Could you show each line of the records that contains the word "initials"?

__Records from a data collection__.
------------------------------------------------------------

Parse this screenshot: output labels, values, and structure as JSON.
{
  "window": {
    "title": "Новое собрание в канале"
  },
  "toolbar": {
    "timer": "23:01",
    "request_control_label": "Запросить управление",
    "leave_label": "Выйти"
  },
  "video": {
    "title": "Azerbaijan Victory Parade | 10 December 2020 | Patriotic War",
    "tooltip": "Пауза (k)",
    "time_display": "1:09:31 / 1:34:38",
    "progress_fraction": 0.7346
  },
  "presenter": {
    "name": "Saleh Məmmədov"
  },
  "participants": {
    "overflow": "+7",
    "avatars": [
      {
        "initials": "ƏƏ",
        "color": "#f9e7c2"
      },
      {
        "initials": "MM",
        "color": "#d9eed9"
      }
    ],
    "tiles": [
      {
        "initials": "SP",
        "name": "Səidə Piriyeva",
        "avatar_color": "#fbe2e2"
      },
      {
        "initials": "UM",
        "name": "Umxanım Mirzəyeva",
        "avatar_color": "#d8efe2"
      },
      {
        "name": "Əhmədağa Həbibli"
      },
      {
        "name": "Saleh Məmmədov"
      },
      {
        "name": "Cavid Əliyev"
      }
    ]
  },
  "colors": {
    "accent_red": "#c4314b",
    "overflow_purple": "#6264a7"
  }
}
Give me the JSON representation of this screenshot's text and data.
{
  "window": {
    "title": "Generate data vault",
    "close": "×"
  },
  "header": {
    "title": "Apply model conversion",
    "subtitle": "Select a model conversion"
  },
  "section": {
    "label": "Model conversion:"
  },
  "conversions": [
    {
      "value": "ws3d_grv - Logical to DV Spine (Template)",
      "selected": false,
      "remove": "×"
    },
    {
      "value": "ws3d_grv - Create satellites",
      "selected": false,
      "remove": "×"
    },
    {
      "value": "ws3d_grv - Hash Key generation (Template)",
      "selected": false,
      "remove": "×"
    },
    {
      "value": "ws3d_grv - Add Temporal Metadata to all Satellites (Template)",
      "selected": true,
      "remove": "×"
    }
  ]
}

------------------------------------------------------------

__ANSWER FOR THIS EXERCISE__.
        "initials": "ƏƏ",
        "initials": "MM",
        "initials": "SP",
        "initials": "UM",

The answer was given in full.